Toward the end of 2023, the US Government announced it would begin using General Electric’s latest T901 engine – and upgrade from the Black Hawk’s previous T700 engine, which has been used to power the Apache and Black Hawk for the past 40 years. The former provides 50% more power and reduced lifecycles.
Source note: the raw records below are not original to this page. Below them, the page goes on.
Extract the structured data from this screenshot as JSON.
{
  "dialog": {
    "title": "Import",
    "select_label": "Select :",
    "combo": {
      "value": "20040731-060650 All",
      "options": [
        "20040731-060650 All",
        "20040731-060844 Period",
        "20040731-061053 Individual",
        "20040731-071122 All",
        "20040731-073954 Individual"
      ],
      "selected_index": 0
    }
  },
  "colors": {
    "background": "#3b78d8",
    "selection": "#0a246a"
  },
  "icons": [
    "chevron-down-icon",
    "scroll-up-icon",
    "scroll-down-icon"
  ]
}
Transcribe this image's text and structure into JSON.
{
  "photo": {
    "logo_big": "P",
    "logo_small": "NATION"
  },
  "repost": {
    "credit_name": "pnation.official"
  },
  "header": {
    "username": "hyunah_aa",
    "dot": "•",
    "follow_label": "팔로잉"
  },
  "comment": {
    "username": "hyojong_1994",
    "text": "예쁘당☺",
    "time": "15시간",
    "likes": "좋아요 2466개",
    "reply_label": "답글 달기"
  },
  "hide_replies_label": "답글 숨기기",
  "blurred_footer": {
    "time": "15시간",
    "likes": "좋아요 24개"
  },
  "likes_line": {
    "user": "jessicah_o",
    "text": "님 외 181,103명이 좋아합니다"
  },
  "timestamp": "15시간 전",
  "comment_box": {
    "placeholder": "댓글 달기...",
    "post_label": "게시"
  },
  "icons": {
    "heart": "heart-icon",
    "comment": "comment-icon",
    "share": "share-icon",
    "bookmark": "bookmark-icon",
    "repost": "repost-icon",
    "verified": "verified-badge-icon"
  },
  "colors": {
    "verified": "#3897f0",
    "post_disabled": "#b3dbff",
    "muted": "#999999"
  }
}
Whether this will power Lithuania’s forthcoming helicopters remains to be seen.
Lithuania’s growing rotorcraft ecosystem
The Lithuanian Government expects its first two units to arrive in 2025, and two more in 2026.
Although, back in 2020, the ministry anticipated an estimated time of delivery in late 2024. This depended on whether its armed forces will have fully trained personnel – pilots and ground support specialists – to work with the new platform, and ready maintenance and ground support equipment.
On the contrary, the opening of the new facility suggests this has only just been achieved.
Likewise, in 2023, two pilots and ten technicians were trained to operate and provide technical service for this type of helicopter, and this year the government intends to train another eight pilots and eight technicians.
The US Army, the primary operator of the Black Hawk, gives a sense of the pre-requisite training that Lithuanian technicians will similarly undergo.
“While [Black Hawk] maintainers are exceptionally knowledgeable in their field, having undergone 15 weeks of advanced individual training followed by in-depth on-the-job instruction, even the most seasoned maintainers are still learning about their helicopters.”